*** Data Section Begins ***

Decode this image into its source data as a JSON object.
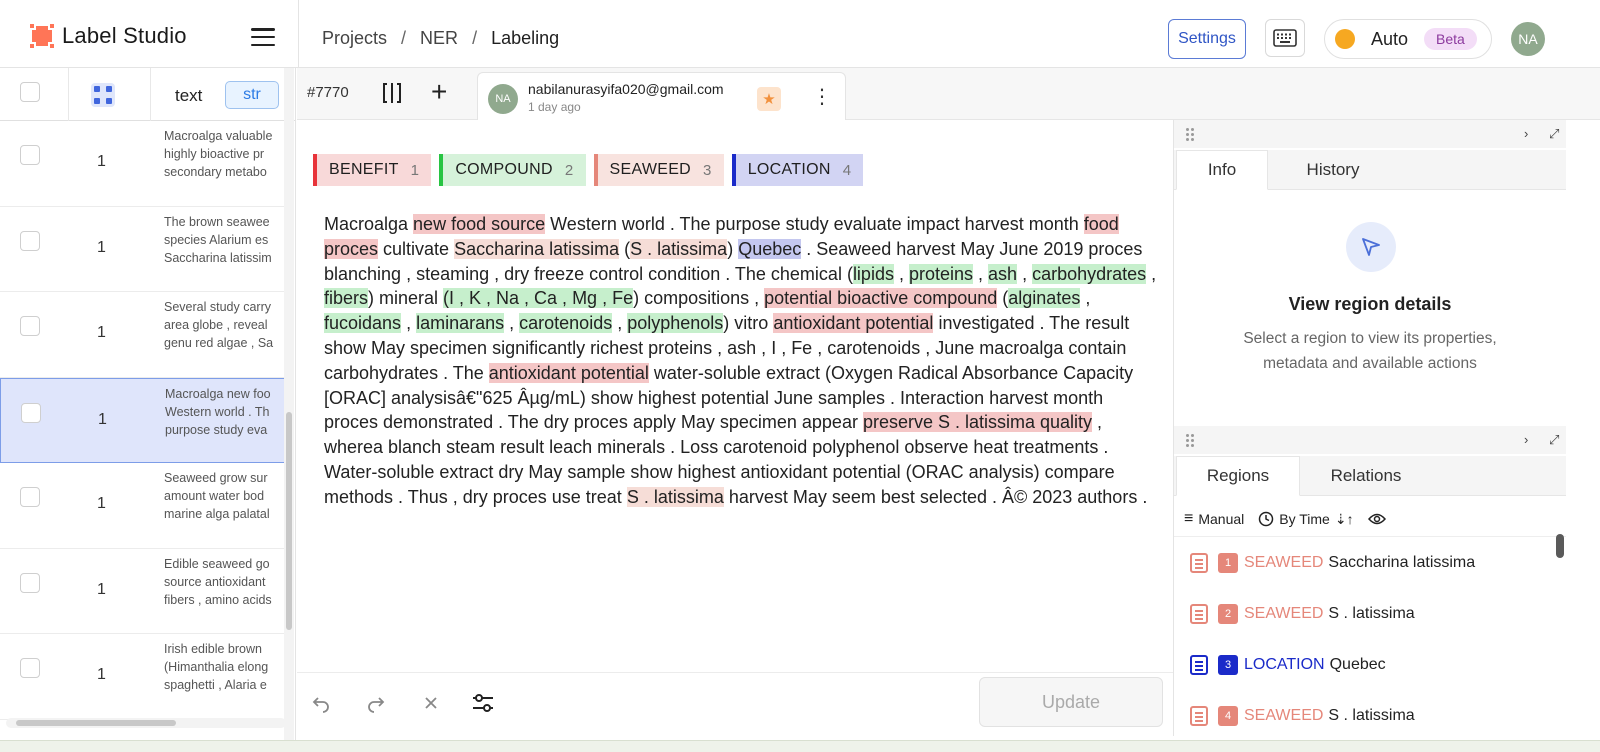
{
  "app": {
    "name": "Label Studio",
    "avatar_initials": "NA",
    "brand_color": "#ff7557"
  },
  "breadcrumb": [
    "Projects",
    "NER",
    "Labeling"
  ],
  "breadcrumb_sep": "/",
  "topbar": {
    "settings_label": "Settings",
    "auto_label": "Auto",
    "beta_label": "Beta",
    "keyboard_icon": "keyboard-icon",
    "menu_icon": "hamburger-icon"
  },
  "tasklist": {
    "columns": {
      "text": "text",
      "type_badge": "str"
    },
    "rows": [
      {
        "count": "1",
        "lines": [
          "Macroalga valuable",
          "highly bioactive pr",
          "secondary metabo"
        ],
        "selected": false
      },
      {
        "count": "1",
        "lines": [
          "The brown seawee",
          "species Alarium es",
          "Saccharina latissim"
        ],
        "selected": false
      },
      {
        "count": "1",
        "lines": [
          "Several study carry",
          "area globe , reveal",
          "genu red algae , Sa"
        ],
        "selected": false
      },
      {
        "count": "1",
        "lines": [
          "Macroalga new foo",
          "Western world . Th",
          "purpose study eva"
        ],
        "selected": true
      },
      {
        "count": "1",
        "lines": [
          "Seaweed grow sur",
          "amount water bod",
          "marine alga palatal"
        ],
        "selected": false
      },
      {
        "count": "1",
        "lines": [
          "Edible seaweed go",
          "source antioxidant",
          "fibers , amino acids"
        ],
        "selected": false
      },
      {
        "count": "1",
        "lines": [
          "Irish edible brown",
          "(Himanthalia elong",
          "spaghetti , Alaria e"
        ],
        "selected": false
      }
    ]
  },
  "taskbar": {
    "task_id": "#7770",
    "annotator_email": "nabilanurasyifa020@gmail.com",
    "annotator_initials": "NA",
    "time_ago": "1 day ago"
  },
  "labels": [
    {
      "name": "BENEFIT",
      "hotkey": "1",
      "color": "#e8343a",
      "bg": "#f8d9d9"
    },
    {
      "name": "COMPOUND",
      "hotkey": "2",
      "color": "#27c442",
      "bg": "#d6f2da"
    },
    {
      "name": "SEAWEED",
      "hotkey": "3",
      "color": "#e5877a",
      "bg": "#f8e3df"
    },
    {
      "name": "LOCATION",
      "hotkey": "4",
      "color": "#1b2bc9",
      "bg": "#d2d4f3"
    }
  ],
  "document": [
    {
      "t": "Macroalga "
    },
    {
      "t": "new food source",
      "l": "ben"
    },
    {
      "t": " Western world . The purpose study evaluate impact harvest month "
    },
    {
      "t": "food proces",
      "l": "ben"
    },
    {
      "t": " cultivate "
    },
    {
      "t": "Saccharina latissima",
      "l": "sea"
    },
    {
      "t": " ("
    },
    {
      "t": "S . latissima",
      "l": "sea"
    },
    {
      "t": ") "
    },
    {
      "t": "Quebec",
      "l": "loc"
    },
    {
      "t": " . Seaweed harvest May June 2019 proces blanching , steaming , dry freeze control condition . The chemical ("
    },
    {
      "t": "lipids",
      "l": "com"
    },
    {
      "t": " , "
    },
    {
      "t": "proteins",
      "l": "com"
    },
    {
      "t": " , "
    },
    {
      "t": "ash",
      "l": "com"
    },
    {
      "t": " , "
    },
    {
      "t": "carbohydrates",
      "l": "com"
    },
    {
      "t": " , "
    },
    {
      "t": "fibers",
      "l": "com"
    },
    {
      "t": ") mineral "
    },
    {
      "t": "(I , K , Na , Ca , Mg , Fe",
      "l": "com"
    },
    {
      "t": ") compositions , "
    },
    {
      "t": "potential bioactive compound",
      "l": "ben"
    },
    {
      "t": " ("
    },
    {
      "t": "alginates",
      "l": "com"
    },
    {
      "t": " , "
    },
    {
      "t": "fucoidans",
      "l": "com"
    },
    {
      "t": " , "
    },
    {
      "t": "laminarans",
      "l": "com"
    },
    {
      "t": " , "
    },
    {
      "t": "carotenoids",
      "l": "com"
    },
    {
      "t": " , "
    },
    {
      "t": "polyphenols",
      "l": "com"
    },
    {
      "t": ") vitro "
    },
    {
      "t": "antioxidant potential",
      "l": "ben"
    },
    {
      "t": " investigated . The result show May specimen significantly richest proteins , ash , I , Fe , carotenoids , June macroalga contain carbohydrates . The "
    },
    {
      "t": "antioxidant potential",
      "l": "ben"
    },
    {
      "t": " water-soluble extract (Oxygen Radical Absorbance Capacity [ORAC] analysisâ€\"625 Âµg/mL) show highest potential June samples . Interaction harvest month proces demonstrated . The dry proces apply May specimen appear "
    },
    {
      "t": "preserve S . latissima quality",
      "l": "ben"
    },
    {
      "t": " , wherea blanch steam result leach minerals . Loss carotenoid polyphenol observe heat treatments . Water-soluble extract dry May sample show highest antioxidant potential (ORAC analysis) compare methods . Thus , dry proces use treat "
    },
    {
      "t": "S . latissima",
      "l": "sea"
    },
    {
      "t": " harvest May seem best selected . Â© 2023 authors ."
    }
  ],
  "footer": {
    "update_label": "Update"
  },
  "right_panel": {
    "tabs_top": [
      "Info",
      "History"
    ],
    "empty_title": "View region details",
    "empty_desc": "Select a region to view its properties, metadata and available actions",
    "tabs_bottom": [
      "Regions",
      "Relations"
    ],
    "sort": {
      "manual": "Manual",
      "by_time": "By Time"
    },
    "regions": [
      {
        "index": "1",
        "label": "SEAWEED",
        "text": "Saccharina latissima",
        "color": "#e5877a"
      },
      {
        "index": "2",
        "label": "SEAWEED",
        "text": "S . latissima",
        "color": "#e5877a"
      },
      {
        "index": "3",
        "label": "LOCATION",
        "text": "Quebec",
        "color": "#1b2bc9"
      },
      {
        "index": "4",
        "label": "SEAWEED",
        "text": "S . latissima",
        "color": "#e5877a"
      }
    ]
  }
}
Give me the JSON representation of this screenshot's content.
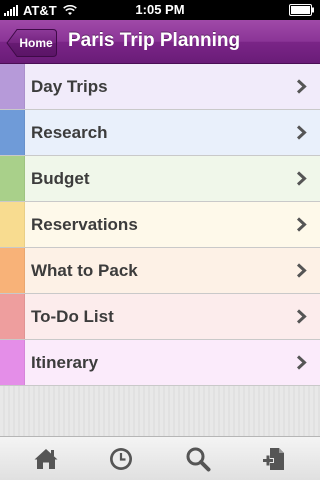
{
  "status_bar": {
    "carrier": "AT&T",
    "time": "1:05 PM"
  },
  "nav": {
    "back_label": "Home",
    "title": "Paris Trip Planning",
    "color": "#7a2587"
  },
  "sections": [
    {
      "label": "Day Trips",
      "tab_color": "#b69ad9",
      "row_color": "#f1ebfa"
    },
    {
      "label": "Research",
      "tab_color": "#6f9bd8",
      "row_color": "#e9f0fb"
    },
    {
      "label": "Budget",
      "tab_color": "#a9d08a",
      "row_color": "#f0f7ea"
    },
    {
      "label": "Reservations",
      "tab_color": "#f8dc90",
      "row_color": "#fef9ea"
    },
    {
      "label": "What to Pack",
      "tab_color": "#f8b278",
      "row_color": "#fdf1e6"
    },
    {
      "label": "To-Do List",
      "tab_color": "#ee9e9e",
      "row_color": "#fcecec"
    },
    {
      "label": "Itinerary",
      "tab_color": "#e48ee8",
      "row_color": "#fbebfb"
    }
  ],
  "tab_bar": {
    "items": [
      {
        "icon": "home-icon"
      },
      {
        "icon": "clock-icon"
      },
      {
        "icon": "search-icon"
      },
      {
        "icon": "new-page-icon"
      }
    ]
  }
}
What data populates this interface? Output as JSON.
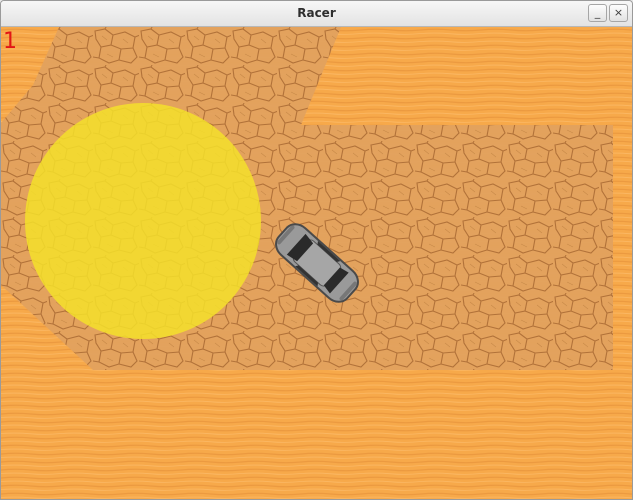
{
  "window": {
    "title": "Racer",
    "minimize_glyph": "_",
    "close_glyph": "×"
  },
  "hud": {
    "score": "1"
  },
  "colors": {
    "sand": "#f7a94a",
    "sand_stripe": "#e9953a",
    "cracked_ground": "#e3a461",
    "crack_line": "#b0713a",
    "checkpoint": "#f4e12a",
    "car_body": "#9a9a9a",
    "car_outline": "#4a4a4a",
    "car_glass": "#2a2a2a",
    "score_color": "#e21515"
  },
  "scene": {
    "checkpoint_icon": "checkpoint-circle",
    "car_icon": "car-top-view-icon"
  }
}
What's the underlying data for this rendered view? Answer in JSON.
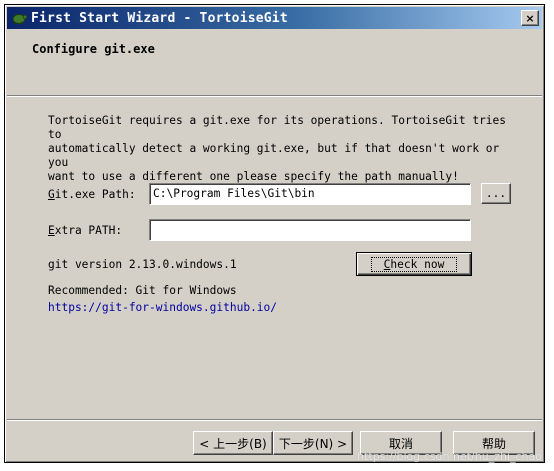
{
  "window": {
    "title": "First Start Wizard - TortoiseGit",
    "close_glyph": "×",
    "title_icon": "tortoise-icon"
  },
  "header": {
    "title": "Configure git.exe"
  },
  "content": {
    "description_lines": [
      "TortoiseGit requires a git.exe for its operations. TortoiseGit tries to",
      "automatically detect a working git.exe, but if that doesn't work or you",
      "want to use a different one please specify the path manually!"
    ],
    "git_path": {
      "label_accel": "G",
      "label_rest": "it.exe Path:",
      "value": "C:\\Program Files\\Git\\bin",
      "browse_label": "..."
    },
    "extra_path": {
      "label_accel": "E",
      "label_rest": "xtra PATH:",
      "value": ""
    },
    "version_text": "git version 2.13.0.windows.1",
    "check_button": {
      "label_accel": "C",
      "label_rest": "heck now"
    },
    "recommended_text": "Recommended: Git for Windows",
    "link_text": "https://git-for-windows.github.io/"
  },
  "footer": {
    "back_label": "< 上一步(B)",
    "next_label": "下一步(N) >",
    "cancel_label": "取消",
    "help_label": "帮助"
  },
  "watermark": "https://blog.csdn.net/hu_zhi_chao",
  "colors": {
    "dialog_bg": "#d4d0c8",
    "title_start": "#0a246a",
    "title_end": "#a6caf0",
    "link": "#0000a0"
  }
}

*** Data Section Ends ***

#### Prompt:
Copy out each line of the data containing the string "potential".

#### Exercise output:
      "t": "potential bioactive compound",
      "t": "antioxidant potential",
      "t": "antioxidant potential",
      "t": " water-soluble extract (Oxygen Radical Absorbance Capacity [ORAC] analysisâ€\"625 Âµg/mL) show highest potential June samples . Interaction harvest month proces demonstrated . The dry proces apply May specimen appear "
      "t": " , wherea blanch steam result leach minerals . Loss carotenoid polyphenol observe heat treatments . Water-soluble extract dry May sample show highest antioxidant potential (ORAC analysis) compare methods . Thus , dry proces use treat "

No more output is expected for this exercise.